[Source records]
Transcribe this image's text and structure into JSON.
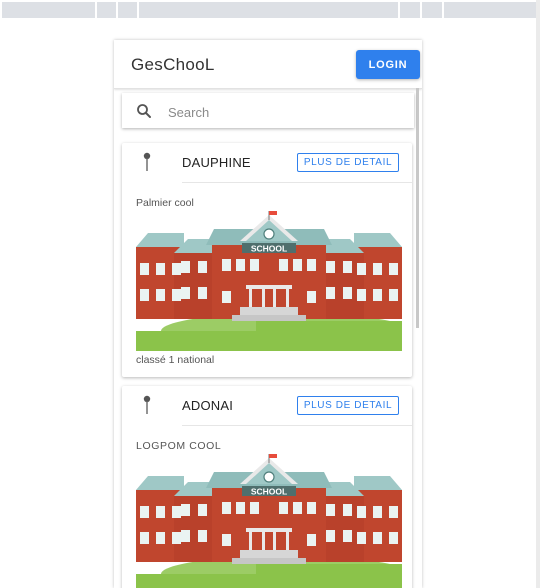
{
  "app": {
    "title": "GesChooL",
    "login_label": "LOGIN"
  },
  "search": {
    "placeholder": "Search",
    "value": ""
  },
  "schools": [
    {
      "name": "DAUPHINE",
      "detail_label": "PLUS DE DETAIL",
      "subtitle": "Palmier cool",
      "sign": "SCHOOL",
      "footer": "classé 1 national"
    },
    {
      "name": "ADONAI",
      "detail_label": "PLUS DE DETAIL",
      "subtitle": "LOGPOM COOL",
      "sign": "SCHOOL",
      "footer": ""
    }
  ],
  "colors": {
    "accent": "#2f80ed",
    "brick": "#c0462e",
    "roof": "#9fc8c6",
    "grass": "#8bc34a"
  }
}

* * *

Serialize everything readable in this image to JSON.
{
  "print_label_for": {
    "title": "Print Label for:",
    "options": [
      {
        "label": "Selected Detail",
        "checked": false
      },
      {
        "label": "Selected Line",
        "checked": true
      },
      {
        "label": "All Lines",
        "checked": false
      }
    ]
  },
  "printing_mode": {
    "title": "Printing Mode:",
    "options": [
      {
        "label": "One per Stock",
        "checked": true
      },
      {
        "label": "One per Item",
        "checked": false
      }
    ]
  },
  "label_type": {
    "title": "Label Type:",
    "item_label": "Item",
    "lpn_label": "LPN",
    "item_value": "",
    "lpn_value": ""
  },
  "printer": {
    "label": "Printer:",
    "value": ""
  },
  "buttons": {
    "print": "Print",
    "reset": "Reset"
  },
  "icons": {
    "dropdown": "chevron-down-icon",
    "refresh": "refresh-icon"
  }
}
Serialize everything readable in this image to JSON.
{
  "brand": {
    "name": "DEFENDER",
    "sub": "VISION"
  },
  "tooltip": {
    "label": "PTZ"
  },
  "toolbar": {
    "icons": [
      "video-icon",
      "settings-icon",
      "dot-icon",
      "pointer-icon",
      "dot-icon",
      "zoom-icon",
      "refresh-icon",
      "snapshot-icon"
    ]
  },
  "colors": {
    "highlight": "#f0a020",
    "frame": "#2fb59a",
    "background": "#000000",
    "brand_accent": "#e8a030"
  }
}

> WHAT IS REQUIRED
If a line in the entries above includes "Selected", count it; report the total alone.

> OUTPUT OF THE EXERCISE
2